=== Work instructions ===
How many lines in these records hold the string "from"? Reply with the number alone.

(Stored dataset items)
----
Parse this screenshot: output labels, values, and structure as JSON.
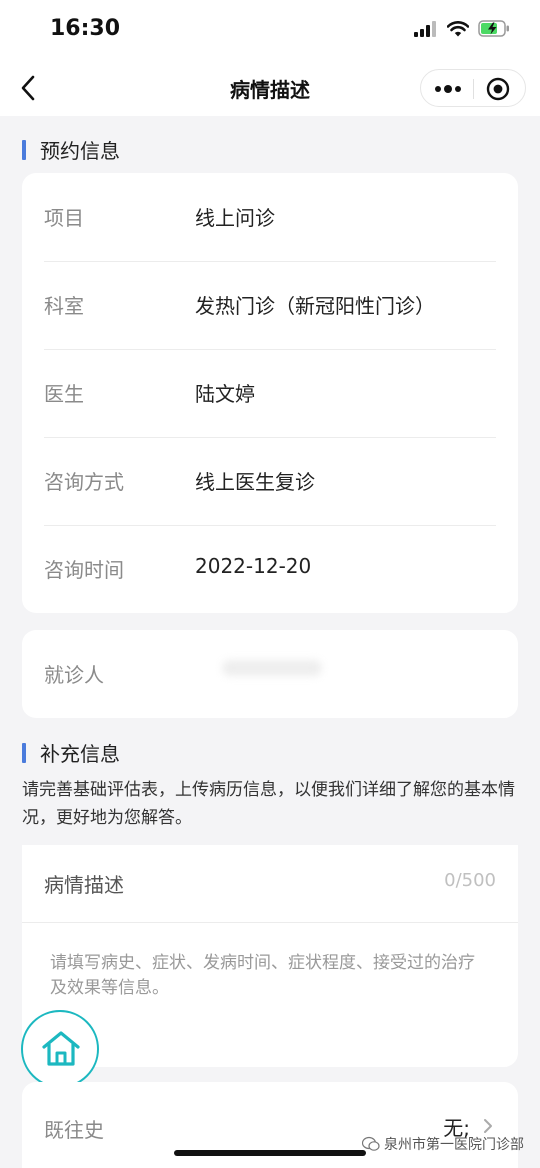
{
  "status_bar": {
    "time": "16:30",
    "icons": [
      "signal-icon",
      "wifi-icon",
      "battery-charging-icon"
    ]
  },
  "nav": {
    "title": "病情描述",
    "back_icon": "chevron-left-icon",
    "more_icon": "more-dots-icon",
    "close_icon": "target-circle-icon"
  },
  "appointment": {
    "heading": "预约信息",
    "rows": [
      {
        "label": "项目",
        "value": "线上问诊"
      },
      {
        "label": "科室",
        "value": "发热门诊（新冠阳性门诊）"
      },
      {
        "label": "医生",
        "value": "陆文婷"
      },
      {
        "label": "咨询方式",
        "value": "线上医生复诊"
      },
      {
        "label": "咨询时间",
        "value": "2022-12-20"
      }
    ],
    "patient_label": "就诊人"
  },
  "supplement": {
    "heading": "补充信息",
    "description": "请完善基础评估表，上传病历信息，以便我们详细了解您的基本情况，更好地为您解答。",
    "condition": {
      "label": "病情描述",
      "counter": "0/500",
      "placeholder": "请填写病史、症状、发病时间、症状程度、接受过的治疗及效果等信息。"
    },
    "history": {
      "label": "既往史",
      "value": "无;"
    }
  },
  "watermark": "泉州市第一医院门诊部",
  "colors": {
    "accent_bar": "#4a7bdc",
    "home_fab": "#1cb8c0"
  }
}
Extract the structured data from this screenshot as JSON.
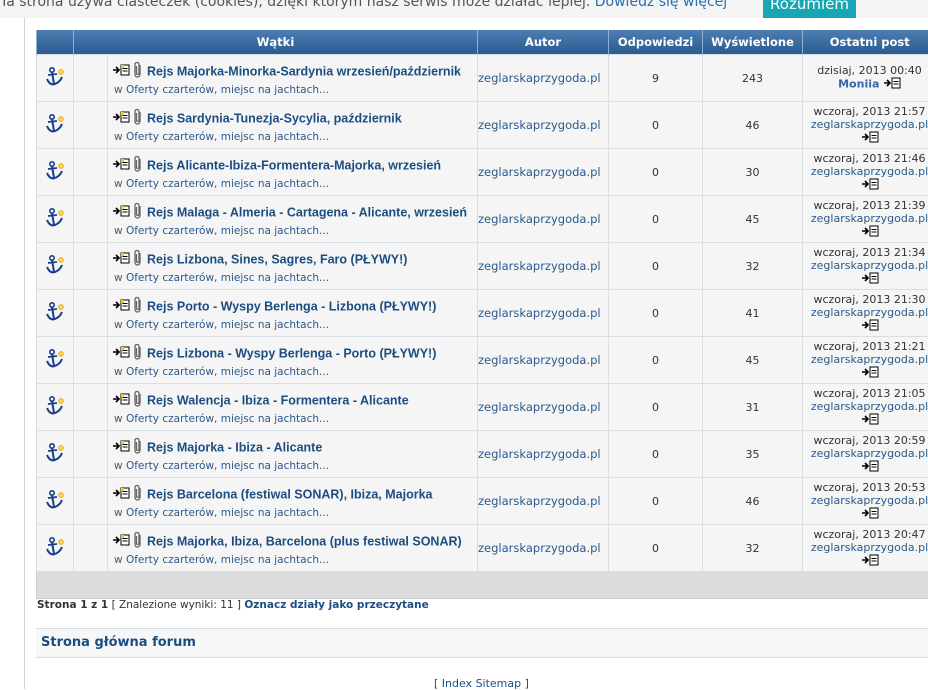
{
  "cookie": {
    "text": "Ta strona używa ciasteczek (cookies), dzięki którym nasz serwis może działać lepiej.",
    "link": "Dowiedz się więcej",
    "button": "Rozumiem"
  },
  "table": {
    "headers": [
      "Wątki",
      "Autor",
      "Odpowiedzi",
      "Wyświetlone",
      "Ostatni post"
    ],
    "rows": [
      {
        "title": "Rejs Majorka-Minorka-Sardynia wrzesień/październik",
        "forum_prefix": "w",
        "forum": "Oferty czarterów, miejsc na jachtach...",
        "author": "zeglarskaprzygoda.pl",
        "replies": "9",
        "views": "243",
        "last_date": "dzisiaj, 2013 00:40",
        "last_user": "Moniia"
      },
      {
        "title": "Rejs Sardynia-Tunezja-Sycylia, październik",
        "forum_prefix": "w",
        "forum": "Oferty czarterów, miejsc na jachtach...",
        "author": "zeglarskaprzygoda.pl",
        "replies": "0",
        "views": "46",
        "last_date": "wczoraj, 2013 21:57",
        "last_user": "zeglarskaprzygoda.pl"
      },
      {
        "title": "Rejs Alicante-Ibiza-Formentera-Majorka, wrzesień",
        "forum_prefix": "w",
        "forum": "Oferty czarterów, miejsc na jachtach...",
        "author": "zeglarskaprzygoda.pl",
        "replies": "0",
        "views": "30",
        "last_date": "wczoraj, 2013 21:46",
        "last_user": "zeglarskaprzygoda.pl"
      },
      {
        "title": "Rejs Malaga - Almeria - Cartagena - Alicante, wrzesień",
        "forum_prefix": "w",
        "forum": "Oferty czarterów, miejsc na jachtach...",
        "author": "zeglarskaprzygoda.pl",
        "replies": "0",
        "views": "45",
        "last_date": "wczoraj, 2013 21:39",
        "last_user": "zeglarskaprzygoda.pl"
      },
      {
        "title": "Rejs Lizbona, Sines, Sagres, Faro (PŁYWY!)",
        "forum_prefix": "w",
        "forum": "Oferty czarterów, miejsc na jachtach...",
        "author": "zeglarskaprzygoda.pl",
        "replies": "0",
        "views": "32",
        "last_date": "wczoraj, 2013 21:34",
        "last_user": "zeglarskaprzygoda.pl"
      },
      {
        "title": "Rejs Porto - Wyspy Berlenga - Lizbona (PŁYWY!)",
        "forum_prefix": "w",
        "forum": "Oferty czarterów, miejsc na jachtach...",
        "author": "zeglarskaprzygoda.pl",
        "replies": "0",
        "views": "41",
        "last_date": "wczoraj, 2013 21:30",
        "last_user": "zeglarskaprzygoda.pl"
      },
      {
        "title": "Rejs Lizbona - Wyspy Berlenga - Porto (PŁYWY!)",
        "forum_prefix": "w",
        "forum": "Oferty czarterów, miejsc na jachtach...",
        "author": "zeglarskaprzygoda.pl",
        "replies": "0",
        "views": "45",
        "last_date": "wczoraj, 2013 21:21",
        "last_user": "zeglarskaprzygoda.pl"
      },
      {
        "title": "Rejs Walencja - Ibiza - Formentera - Alicante",
        "forum_prefix": "w",
        "forum": "Oferty czarterów, miejsc na jachtach...",
        "author": "zeglarskaprzygoda.pl",
        "replies": "0",
        "views": "31",
        "last_date": "wczoraj, 2013 21:05",
        "last_user": "zeglarskaprzygoda.pl"
      },
      {
        "title": "Rejs Majorka - Ibiza - Alicante",
        "forum_prefix": "w",
        "forum": "Oferty czarterów, miejsc na jachtach...",
        "author": "zeglarskaprzygoda.pl",
        "replies": "0",
        "views": "35",
        "last_date": "wczoraj, 2013 20:59",
        "last_user": "zeglarskaprzygoda.pl"
      },
      {
        "title": "Rejs Barcelona (festiwal SONAR), Ibiza, Majorka",
        "forum_prefix": "w",
        "forum": "Oferty czarterów, miejsc na jachtach...",
        "author": "zeglarskaprzygoda.pl",
        "replies": "0",
        "views": "46",
        "last_date": "wczoraj, 2013 20:53",
        "last_user": "zeglarskaprzygoda.pl"
      },
      {
        "title": "Rejs Majorka, Ibiza, Barcelona (plus festiwal SONAR)",
        "forum_prefix": "w",
        "forum": "Oferty czarterów, miejsc na jachtach...",
        "author": "zeglarskaprzygoda.pl",
        "replies": "0",
        "views": "32",
        "last_date": "wczoraj, 2013 20:47",
        "last_user": "zeglarskaprzygoda.pl"
      }
    ]
  },
  "pagination": {
    "page_label": "Strona 1 z 1",
    "results": "[ Znalezione wyniki: 11 ]",
    "mark_read": "Oznacz działy jako przeczytane"
  },
  "nav": {
    "home": "Strona główna forum"
  },
  "footer": {
    "links": "[ Index Sitemap ]"
  },
  "icons": {
    "topic_icon": "anchor-icon",
    "new_post": "new-post-icon",
    "attachment": "paperclip-icon",
    "goto_last": "goto-last-post-icon"
  },
  "colors": {
    "header": "#3a6a9e",
    "link": "#1c4d82",
    "cookie_button": "#17a6b3"
  }
}
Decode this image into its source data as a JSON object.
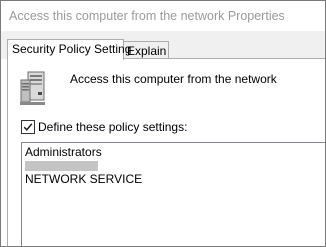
{
  "window": {
    "title": "Access this computer from the network Properties"
  },
  "tabs": [
    {
      "label": "Security Policy Setting",
      "selected": true
    },
    {
      "label": "Explain",
      "selected": false
    }
  ],
  "policy": {
    "icon": "server-computer-icon",
    "name": "Access this computer from the network"
  },
  "define_checkbox": {
    "label": "Define these policy settings:",
    "checked": true
  },
  "accounts": [
    {
      "label": "Administrators"
    },
    {
      "label": "",
      "redacted": true
    },
    {
      "label": "NETWORK SERVICE"
    }
  ],
  "colors": {
    "title_text": "#9a9a9a",
    "tabstrip_bg": "#f0f0f0",
    "redaction": "#c4c4c4"
  }
}
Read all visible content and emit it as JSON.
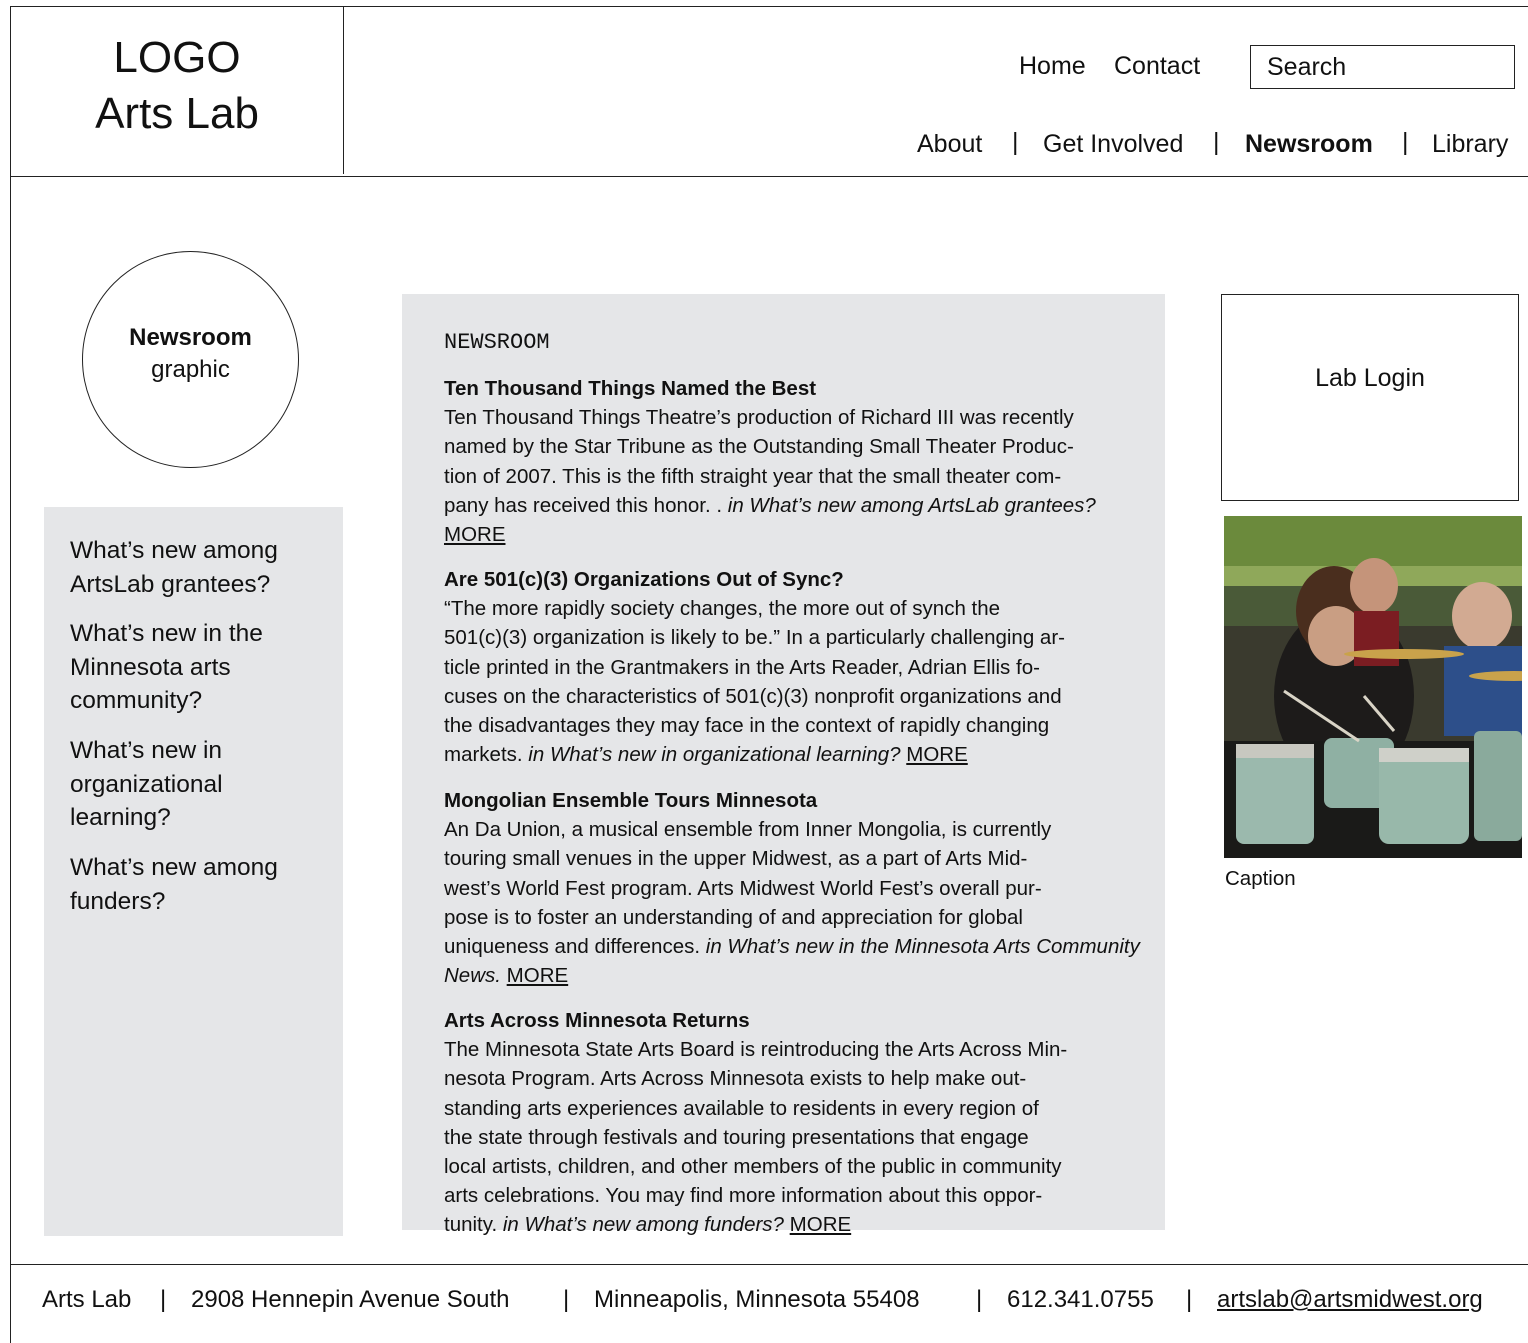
{
  "logo": {
    "line1": "LOGO",
    "line2": "Arts Lab"
  },
  "utility_nav": {
    "home": "Home",
    "contact": "Contact",
    "search_placeholder": "Search"
  },
  "main_nav": {
    "items": [
      "About",
      "Get Involved",
      "Newsroom",
      "Library"
    ],
    "separator": "|",
    "active": "Newsroom"
  },
  "section_graphic": {
    "title": "Newsroom",
    "subtitle": "graphic"
  },
  "sidebar": {
    "items": [
      [
        "What’s new among",
        "ArtsLab grantees?"
      ],
      [
        "What’s new in the",
        "Minnesota arts",
        "community?"
      ],
      [
        "What’s new in",
        "organizational",
        "learning?"
      ],
      [
        "What’s new among",
        "funders?"
      ]
    ]
  },
  "newsroom": {
    "heading": "NEWSROOM",
    "articles": [
      {
        "title": "Ten Thousand Things Named the Best",
        "lines": [
          "Ten Thousand Things Theatre’s production of Richard III was recently",
          "named by the Star Tribune as the Outstanding Small Theater Produc-",
          "tion of 2007.  This is the fifth straight year that the small theater com-",
          "pany has received this honor. . "
        ],
        "source": "in What’s new among ArtsLab grantees?",
        "more": "MORE"
      },
      {
        "title": "Are 501(c)(3) Organizations Out of Sync?",
        "lines": [
          "“The more rapidly society changes, the more out of synch the",
          "501(c)(3) organization is likely to be.”  In a particularly challenging ar-",
          "ticle printed in the Grantmakers in the Arts Reader, Adrian Ellis fo-",
          "cuses on the characteristics of 501(c)(3) nonprofit organizations and",
          "the disadvantages they may face in the context of rapidly changing",
          "markets.  "
        ],
        "source": "in What’s new in organizational learning?",
        "more": "MORE"
      },
      {
        "title": "Mongolian Ensemble Tours Minnesota",
        "lines": [
          "An Da Union, a musical ensemble from Inner Mongolia, is currently",
          "touring small venues in the upper Midwest, as a part of Arts Mid-",
          "west’s World Fest program.  Arts Midwest World Fest’s overall pur-",
          "pose is to foster an understanding of and appreciation for global",
          "uniqueness and differences.  "
        ],
        "source": "in What’s new in the Minnesota Arts Community News.",
        "more": "MORE"
      },
      {
        "title": "Arts Across Minnesota Returns",
        "lines": [
          "The Minnesota State Arts Board is reintroducing the Arts Across Min-",
          "nesota Program.  Arts Across Minnesota exists to help make out-",
          "standing arts experiences available to residents in every region of",
          "the state through festivals and touring presentations that engage",
          "local artists, children, and other members of the public in community",
          "arts celebrations.  You may find more information about this oppor-",
          "tunity. "
        ],
        "source": "in What’s new among funders?",
        "more": "MORE"
      }
    ]
  },
  "login": {
    "label": "Lab Login"
  },
  "photo": {
    "caption": "Caption"
  },
  "footer": {
    "name": "Arts Lab",
    "street": "2908 Hennepin Avenue South",
    "city": "Minneapolis, Minnesota  55408",
    "phone": "612.341.0755",
    "email": "artslab@artsmidwest.org",
    "separator": "|"
  }
}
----
=== Answer to the problem ===
4